Other ideas and concepts abound. Yoza, a South African initiative, provides stories for children and youth that can be downloaded for free on their mobile phones. A recent report, called eTransformAfrica, looks at different ways information technology can be harnessed to improve people’s lives, including through education. UNESCO has promulgated a declaration on open learning, a related issue that would give people access to learning materials over the Internet for free.
Learning is at a crossroads. There are so many exciting opportunities for children, particularly for those in the most remote and disadvantaged corners of the planet.
The sky is the limit
By Lesley Stewart
On September 12, 2012, Dormez-vous held its third annual golf tournament, Sky is the Limit, in support of 60 million girls. Employees, sponsors and friends of Dormez-vous and Sleep Country Canada were invited to participate in the golf tournament, held at the Whitlock Golf and Country Club in Hudson, and they came from across Canada.Organizer Lynn Martel, Vice-President of Dormez-vous, ensured that everyone enjoyed the day. And, what a day they had! A beautiful golf course, brilliant sunshine, contests, prizes and surprises! That evening, Wanda Bedard, our president, spoke of the need for quality education for children in the developing world. She also spoke of the transformative effect that girls’ education has on the lives of the women, their families and their communities.Dormez-vous has a strong tradition of giving back to the communities in which it operates. Donating to an international cause represented a bit of a departure for the company. However, Lynn felt strongly that our mission of making education available to all was one that should be embraced. The generosity of the many golfers that day raised almost $13,000 and will allow us to support this year’s projects in Kenya and Ethiopia.
Creativity and generosity go hand in hand
By Lesley Stewart
Queen of Angels Academy, an all girls’ high school in Dorval, has a history of giving. Each year, QAA chooses a charitable foundation for its Lenten project and, once again, 60 million girls is the recipient of the students’ generosity. This is not the first time that QAA has chosen our foundation. In 2009, QAA raised over $9,000 to support our project in Honduras and, again last year, over $7,000 for our project in the Democratic Republic of the Congo.This year, QAA has chosen to support our project in Kenya, the construction of a girls’ secondary school in Oleleshwa, in partnership with Free The Children. To launch the fundraiser, our president, Wanda Bedard, described the transformative effect that education can have on the girls, their families and their communities. The students enthusiastically embraced fundraising for the project and launched a myriad of creative and innovative activities. They sold ring pops, chocolate bars and smoothies, organized a pyjama day, a “cake-off” competition and a raffle and the Sec 5s held a sleepover – among dozens of other activities.What enthusiasm and generosity! QAA girls are making a real difference for the girls in Kenya.

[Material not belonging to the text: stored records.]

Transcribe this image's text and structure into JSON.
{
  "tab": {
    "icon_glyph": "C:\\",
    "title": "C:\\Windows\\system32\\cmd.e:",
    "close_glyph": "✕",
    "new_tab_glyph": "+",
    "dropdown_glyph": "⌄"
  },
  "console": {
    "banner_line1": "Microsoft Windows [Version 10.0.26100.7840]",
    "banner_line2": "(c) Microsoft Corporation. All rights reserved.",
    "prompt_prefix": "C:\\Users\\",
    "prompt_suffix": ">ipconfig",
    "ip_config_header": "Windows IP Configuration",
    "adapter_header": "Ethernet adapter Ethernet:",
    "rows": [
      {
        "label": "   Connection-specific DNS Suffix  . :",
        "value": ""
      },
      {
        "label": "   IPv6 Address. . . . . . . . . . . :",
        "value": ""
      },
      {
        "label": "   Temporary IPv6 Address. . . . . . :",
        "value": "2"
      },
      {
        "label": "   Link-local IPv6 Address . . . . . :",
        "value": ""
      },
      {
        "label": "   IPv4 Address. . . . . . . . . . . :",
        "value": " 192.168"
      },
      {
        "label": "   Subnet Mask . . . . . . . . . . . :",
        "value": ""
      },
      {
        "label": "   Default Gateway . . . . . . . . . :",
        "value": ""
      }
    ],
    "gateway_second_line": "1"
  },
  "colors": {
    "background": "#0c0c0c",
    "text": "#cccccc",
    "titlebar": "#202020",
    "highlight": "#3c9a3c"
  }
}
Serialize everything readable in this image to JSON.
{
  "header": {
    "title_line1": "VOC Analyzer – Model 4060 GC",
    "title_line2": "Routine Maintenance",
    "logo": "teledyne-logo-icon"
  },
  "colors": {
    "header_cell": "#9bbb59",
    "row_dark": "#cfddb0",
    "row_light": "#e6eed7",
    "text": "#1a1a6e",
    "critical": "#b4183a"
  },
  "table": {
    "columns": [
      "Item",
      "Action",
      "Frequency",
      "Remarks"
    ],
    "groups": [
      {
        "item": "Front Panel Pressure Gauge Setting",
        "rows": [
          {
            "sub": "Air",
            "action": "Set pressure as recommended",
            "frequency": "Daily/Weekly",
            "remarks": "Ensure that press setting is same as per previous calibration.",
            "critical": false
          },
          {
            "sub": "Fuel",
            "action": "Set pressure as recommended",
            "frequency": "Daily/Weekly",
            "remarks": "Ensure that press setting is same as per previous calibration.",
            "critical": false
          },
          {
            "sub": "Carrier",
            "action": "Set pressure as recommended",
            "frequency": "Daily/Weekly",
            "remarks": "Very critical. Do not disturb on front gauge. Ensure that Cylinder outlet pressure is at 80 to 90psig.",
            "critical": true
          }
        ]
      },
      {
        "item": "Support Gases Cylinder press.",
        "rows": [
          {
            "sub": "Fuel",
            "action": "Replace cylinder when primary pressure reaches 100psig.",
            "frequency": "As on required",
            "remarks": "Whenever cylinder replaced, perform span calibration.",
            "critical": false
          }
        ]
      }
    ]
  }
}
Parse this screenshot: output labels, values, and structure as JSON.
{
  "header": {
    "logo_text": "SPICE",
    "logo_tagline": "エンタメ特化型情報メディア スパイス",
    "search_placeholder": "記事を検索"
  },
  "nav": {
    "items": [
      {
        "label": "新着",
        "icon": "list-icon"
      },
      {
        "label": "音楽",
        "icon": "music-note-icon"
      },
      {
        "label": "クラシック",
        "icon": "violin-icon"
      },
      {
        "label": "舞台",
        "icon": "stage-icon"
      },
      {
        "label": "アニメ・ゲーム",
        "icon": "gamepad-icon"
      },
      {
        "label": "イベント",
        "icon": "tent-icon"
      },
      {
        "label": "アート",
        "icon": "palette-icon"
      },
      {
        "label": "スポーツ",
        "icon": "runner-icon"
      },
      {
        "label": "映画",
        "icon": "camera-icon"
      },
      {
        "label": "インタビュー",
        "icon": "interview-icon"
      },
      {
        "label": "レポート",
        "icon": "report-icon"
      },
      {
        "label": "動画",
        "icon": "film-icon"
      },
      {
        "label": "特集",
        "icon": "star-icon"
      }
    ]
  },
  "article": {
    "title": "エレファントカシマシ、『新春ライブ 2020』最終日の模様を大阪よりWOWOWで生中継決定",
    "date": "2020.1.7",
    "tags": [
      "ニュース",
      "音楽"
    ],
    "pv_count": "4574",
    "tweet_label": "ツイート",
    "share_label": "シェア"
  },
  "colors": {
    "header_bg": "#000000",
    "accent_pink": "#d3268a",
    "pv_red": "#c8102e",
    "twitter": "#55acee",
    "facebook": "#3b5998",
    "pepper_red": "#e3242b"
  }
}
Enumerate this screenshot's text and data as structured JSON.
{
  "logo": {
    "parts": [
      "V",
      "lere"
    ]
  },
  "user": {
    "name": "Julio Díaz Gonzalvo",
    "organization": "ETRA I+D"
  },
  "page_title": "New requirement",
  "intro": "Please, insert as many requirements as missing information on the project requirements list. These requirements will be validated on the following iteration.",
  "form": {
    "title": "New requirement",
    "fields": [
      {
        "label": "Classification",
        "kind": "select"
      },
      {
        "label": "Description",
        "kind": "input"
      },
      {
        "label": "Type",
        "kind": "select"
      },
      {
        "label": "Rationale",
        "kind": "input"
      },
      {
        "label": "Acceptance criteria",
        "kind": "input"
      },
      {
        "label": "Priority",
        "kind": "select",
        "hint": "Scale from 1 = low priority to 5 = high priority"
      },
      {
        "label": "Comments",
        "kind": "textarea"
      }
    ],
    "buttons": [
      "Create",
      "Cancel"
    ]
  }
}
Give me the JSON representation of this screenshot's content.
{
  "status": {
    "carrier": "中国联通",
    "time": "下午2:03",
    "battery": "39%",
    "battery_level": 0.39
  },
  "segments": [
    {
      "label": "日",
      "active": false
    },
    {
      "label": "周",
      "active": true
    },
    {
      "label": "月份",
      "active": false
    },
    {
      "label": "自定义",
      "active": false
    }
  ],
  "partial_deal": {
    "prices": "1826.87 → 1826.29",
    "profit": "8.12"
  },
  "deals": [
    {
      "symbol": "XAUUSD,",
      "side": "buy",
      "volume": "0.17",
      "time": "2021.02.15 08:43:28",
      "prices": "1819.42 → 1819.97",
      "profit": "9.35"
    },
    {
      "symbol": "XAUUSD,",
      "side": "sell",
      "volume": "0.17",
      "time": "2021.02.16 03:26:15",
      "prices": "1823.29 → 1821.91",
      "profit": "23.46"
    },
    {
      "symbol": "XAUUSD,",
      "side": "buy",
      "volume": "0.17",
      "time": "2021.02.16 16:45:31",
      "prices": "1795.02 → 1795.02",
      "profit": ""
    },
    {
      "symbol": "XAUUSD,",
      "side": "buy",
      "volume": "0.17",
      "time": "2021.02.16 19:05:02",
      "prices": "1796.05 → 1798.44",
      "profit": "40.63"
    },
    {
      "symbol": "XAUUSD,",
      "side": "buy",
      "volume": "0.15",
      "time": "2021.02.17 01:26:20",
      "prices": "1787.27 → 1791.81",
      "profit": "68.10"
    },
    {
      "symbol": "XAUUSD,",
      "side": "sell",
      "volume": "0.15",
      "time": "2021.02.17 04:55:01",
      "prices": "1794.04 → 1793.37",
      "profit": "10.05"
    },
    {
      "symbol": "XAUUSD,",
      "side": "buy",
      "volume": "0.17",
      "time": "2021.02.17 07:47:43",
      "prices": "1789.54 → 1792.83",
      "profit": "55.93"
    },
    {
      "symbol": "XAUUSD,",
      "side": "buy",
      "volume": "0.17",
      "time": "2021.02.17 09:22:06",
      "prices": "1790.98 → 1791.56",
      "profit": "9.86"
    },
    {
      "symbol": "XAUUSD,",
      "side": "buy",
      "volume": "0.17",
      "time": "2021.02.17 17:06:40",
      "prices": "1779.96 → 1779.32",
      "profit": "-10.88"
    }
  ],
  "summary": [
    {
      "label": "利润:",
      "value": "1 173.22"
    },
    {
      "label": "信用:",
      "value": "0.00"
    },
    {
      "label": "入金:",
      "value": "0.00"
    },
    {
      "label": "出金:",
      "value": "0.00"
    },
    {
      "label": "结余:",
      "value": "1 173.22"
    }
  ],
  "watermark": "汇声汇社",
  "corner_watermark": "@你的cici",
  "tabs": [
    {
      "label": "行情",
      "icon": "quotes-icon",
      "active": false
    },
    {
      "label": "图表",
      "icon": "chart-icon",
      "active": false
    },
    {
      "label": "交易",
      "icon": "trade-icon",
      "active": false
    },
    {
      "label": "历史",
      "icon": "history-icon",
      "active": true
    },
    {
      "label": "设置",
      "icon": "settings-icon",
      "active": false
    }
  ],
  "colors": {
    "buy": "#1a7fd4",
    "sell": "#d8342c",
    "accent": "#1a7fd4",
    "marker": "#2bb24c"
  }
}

Gens de cœur
By Wanda Bedard
Thank you for your votes that came in by the hundreds for the Radio-Canada/Manuvie contest – Gens de coeur. While it was very close, we were just short of the number of votes needed to win the $20,000 donation. The honour went to a wonderful and dedicated young woman, Véronique Bigras, for her work in palliative care.The contest provided 60 million girls with great visibility and, of course, with a much appreciated donation of $1,000 from Manuvie.Thank you for your enthusiastic support, for sharing the event with your networks and for your innumerable e-mails of best wishes and success. What a team we make – together!